▸ **Directions**
Lines with the word "name" in them are the ones to copy from the records.
======== Records to use
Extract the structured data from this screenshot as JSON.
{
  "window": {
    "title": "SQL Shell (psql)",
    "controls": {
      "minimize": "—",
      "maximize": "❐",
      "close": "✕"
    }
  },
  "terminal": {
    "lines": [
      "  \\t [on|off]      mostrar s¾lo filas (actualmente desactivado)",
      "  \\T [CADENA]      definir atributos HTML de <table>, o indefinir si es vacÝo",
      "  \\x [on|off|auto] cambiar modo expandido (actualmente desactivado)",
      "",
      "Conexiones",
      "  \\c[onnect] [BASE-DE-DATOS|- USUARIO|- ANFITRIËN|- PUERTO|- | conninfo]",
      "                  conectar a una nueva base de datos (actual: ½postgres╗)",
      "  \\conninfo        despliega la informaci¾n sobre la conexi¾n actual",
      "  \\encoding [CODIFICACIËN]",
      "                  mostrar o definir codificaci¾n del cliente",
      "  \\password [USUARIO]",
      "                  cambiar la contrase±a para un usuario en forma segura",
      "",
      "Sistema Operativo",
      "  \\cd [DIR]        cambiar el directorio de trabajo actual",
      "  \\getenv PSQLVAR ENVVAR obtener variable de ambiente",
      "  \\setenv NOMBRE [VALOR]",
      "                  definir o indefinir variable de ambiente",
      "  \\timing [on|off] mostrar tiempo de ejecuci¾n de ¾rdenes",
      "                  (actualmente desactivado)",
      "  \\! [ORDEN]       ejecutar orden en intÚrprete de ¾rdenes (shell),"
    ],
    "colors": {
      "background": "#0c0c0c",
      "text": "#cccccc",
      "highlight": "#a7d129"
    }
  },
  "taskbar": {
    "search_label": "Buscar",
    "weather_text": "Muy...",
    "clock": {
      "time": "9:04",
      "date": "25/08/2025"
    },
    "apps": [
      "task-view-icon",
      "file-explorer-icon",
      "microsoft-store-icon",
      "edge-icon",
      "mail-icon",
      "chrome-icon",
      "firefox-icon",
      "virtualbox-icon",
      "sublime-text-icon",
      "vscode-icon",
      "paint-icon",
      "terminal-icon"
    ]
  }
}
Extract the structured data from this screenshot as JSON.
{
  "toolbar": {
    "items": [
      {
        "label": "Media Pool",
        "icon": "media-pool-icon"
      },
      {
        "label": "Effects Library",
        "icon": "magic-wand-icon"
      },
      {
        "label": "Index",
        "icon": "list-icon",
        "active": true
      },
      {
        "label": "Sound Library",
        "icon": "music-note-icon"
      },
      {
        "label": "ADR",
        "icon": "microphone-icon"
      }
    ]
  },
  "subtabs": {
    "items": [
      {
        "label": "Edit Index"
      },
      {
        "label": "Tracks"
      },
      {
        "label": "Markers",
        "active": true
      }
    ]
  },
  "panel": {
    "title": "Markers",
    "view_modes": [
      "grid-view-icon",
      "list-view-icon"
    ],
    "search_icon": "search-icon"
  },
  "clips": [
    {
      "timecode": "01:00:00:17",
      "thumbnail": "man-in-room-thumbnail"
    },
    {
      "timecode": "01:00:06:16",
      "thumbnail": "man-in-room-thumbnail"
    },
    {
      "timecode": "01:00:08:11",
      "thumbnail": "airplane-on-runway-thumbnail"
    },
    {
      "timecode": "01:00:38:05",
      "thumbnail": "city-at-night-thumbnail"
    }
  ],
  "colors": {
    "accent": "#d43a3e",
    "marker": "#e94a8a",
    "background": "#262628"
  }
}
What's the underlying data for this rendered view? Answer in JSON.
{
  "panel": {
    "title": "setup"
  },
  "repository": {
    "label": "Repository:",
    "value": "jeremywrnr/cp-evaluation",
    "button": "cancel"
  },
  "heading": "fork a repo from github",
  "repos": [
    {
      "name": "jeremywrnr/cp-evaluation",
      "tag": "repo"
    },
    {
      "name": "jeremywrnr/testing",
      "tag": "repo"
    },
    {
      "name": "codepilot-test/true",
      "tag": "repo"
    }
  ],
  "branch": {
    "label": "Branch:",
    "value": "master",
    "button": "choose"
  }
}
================
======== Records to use
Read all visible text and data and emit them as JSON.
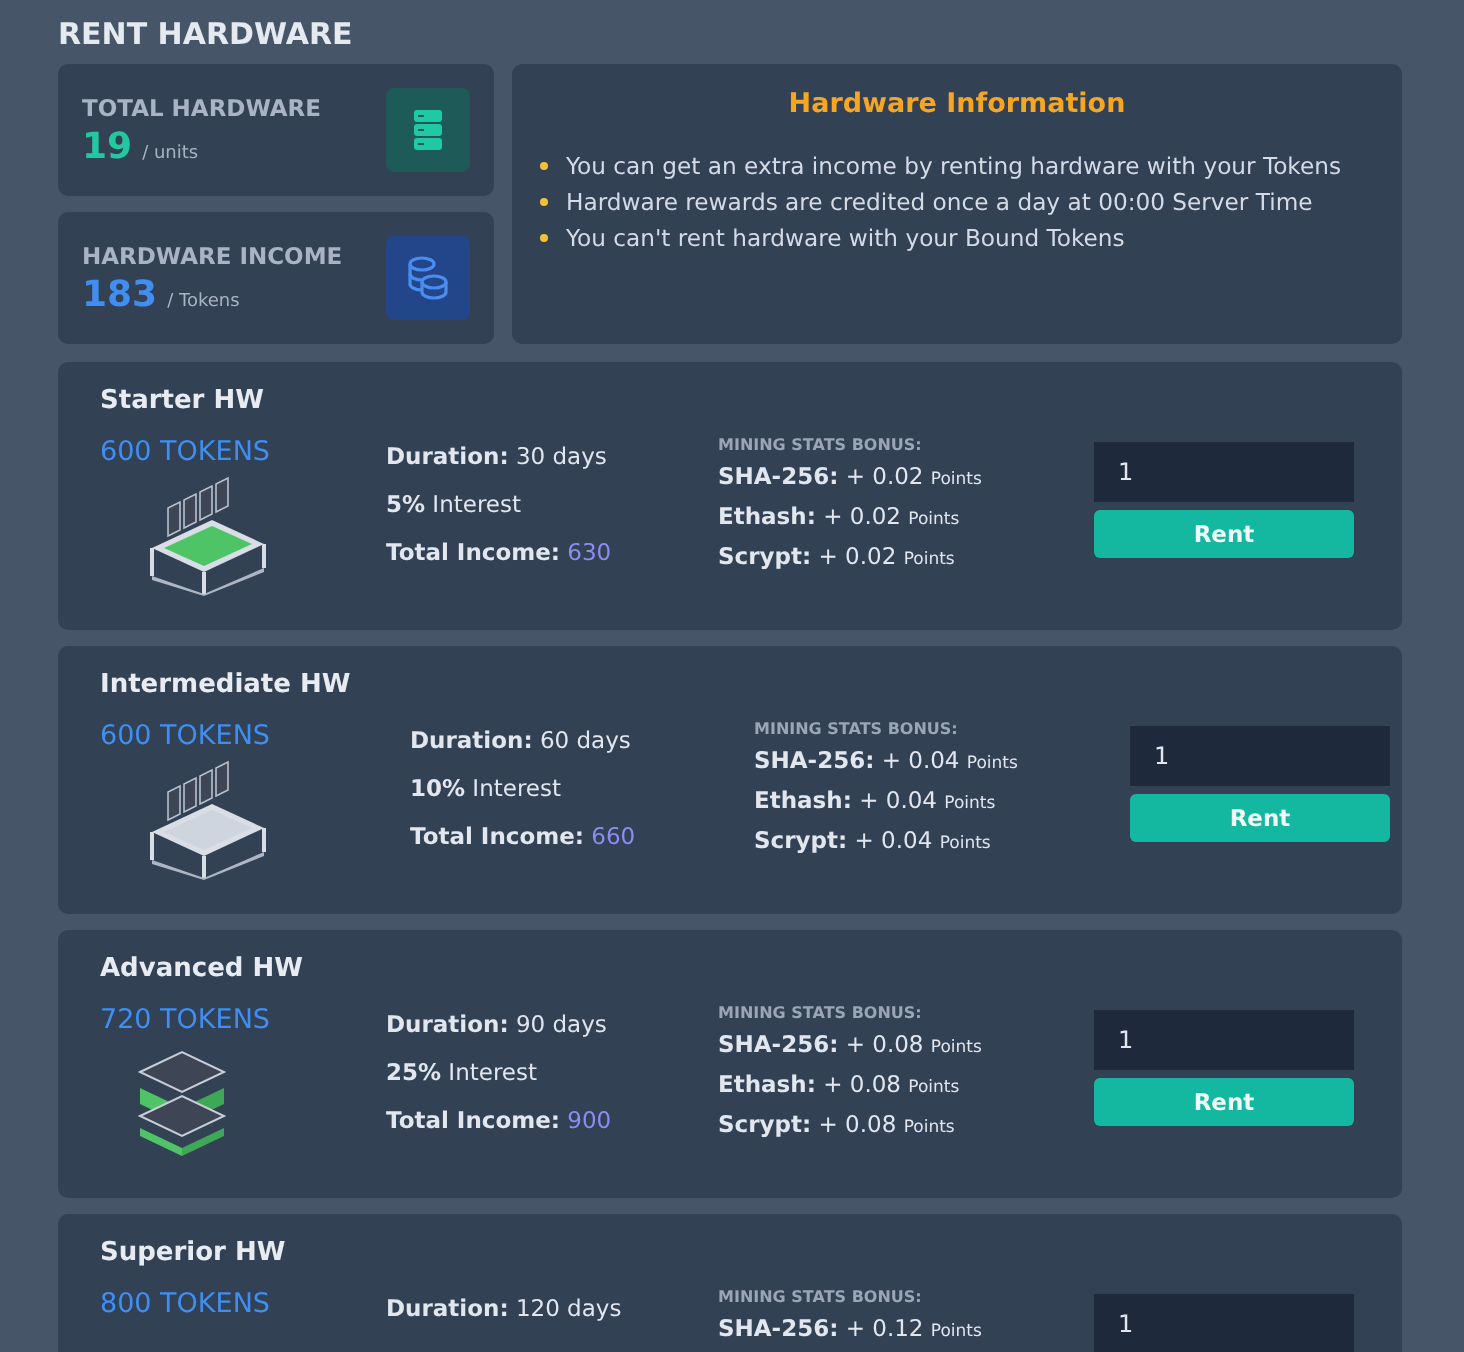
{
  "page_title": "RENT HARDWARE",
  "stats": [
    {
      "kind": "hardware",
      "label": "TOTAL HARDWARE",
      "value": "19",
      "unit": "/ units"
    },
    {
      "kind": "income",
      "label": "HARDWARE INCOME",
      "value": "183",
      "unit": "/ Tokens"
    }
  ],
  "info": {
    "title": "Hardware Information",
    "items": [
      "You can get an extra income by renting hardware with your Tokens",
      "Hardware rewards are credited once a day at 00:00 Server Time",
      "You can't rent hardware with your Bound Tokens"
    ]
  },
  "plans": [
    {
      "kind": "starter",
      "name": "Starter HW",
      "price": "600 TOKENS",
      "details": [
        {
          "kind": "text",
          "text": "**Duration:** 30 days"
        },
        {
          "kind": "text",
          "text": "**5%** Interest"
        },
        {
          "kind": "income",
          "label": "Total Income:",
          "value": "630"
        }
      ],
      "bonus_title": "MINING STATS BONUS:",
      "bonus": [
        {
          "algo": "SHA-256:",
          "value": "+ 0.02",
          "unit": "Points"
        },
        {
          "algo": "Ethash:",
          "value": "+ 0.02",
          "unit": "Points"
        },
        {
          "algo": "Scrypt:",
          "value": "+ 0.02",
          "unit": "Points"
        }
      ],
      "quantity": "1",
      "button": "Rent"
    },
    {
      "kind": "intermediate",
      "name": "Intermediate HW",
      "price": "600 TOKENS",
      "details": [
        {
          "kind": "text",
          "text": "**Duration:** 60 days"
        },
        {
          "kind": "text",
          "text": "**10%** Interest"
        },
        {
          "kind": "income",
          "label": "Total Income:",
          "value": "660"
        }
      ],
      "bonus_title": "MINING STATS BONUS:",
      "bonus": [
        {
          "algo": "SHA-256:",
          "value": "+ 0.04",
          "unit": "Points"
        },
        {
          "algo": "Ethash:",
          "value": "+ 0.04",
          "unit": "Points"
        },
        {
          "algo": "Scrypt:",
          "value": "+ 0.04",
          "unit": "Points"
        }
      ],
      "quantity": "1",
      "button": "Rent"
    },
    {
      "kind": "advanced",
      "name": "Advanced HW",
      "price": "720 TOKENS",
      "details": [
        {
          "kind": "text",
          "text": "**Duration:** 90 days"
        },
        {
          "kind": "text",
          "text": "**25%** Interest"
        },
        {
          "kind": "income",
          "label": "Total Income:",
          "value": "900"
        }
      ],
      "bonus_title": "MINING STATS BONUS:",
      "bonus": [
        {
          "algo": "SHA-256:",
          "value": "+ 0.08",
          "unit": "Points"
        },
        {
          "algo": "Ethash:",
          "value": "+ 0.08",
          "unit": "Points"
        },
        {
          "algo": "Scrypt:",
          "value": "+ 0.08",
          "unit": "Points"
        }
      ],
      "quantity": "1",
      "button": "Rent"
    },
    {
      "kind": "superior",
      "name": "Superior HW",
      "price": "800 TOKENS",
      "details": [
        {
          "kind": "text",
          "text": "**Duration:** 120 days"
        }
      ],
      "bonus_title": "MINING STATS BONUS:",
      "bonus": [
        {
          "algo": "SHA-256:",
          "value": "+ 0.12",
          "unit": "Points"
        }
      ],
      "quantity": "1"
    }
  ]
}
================
▸ **Result of the task**
      "name": "jeremywrnr/cp-evaluation",
      "name": "jeremywrnr/testing",
      "name": "codepilot-test/true",
      "name": "Starter HW",
      "name": "Intermediate HW",
      "name": "Advanced HW",
      "name": "Superior HW",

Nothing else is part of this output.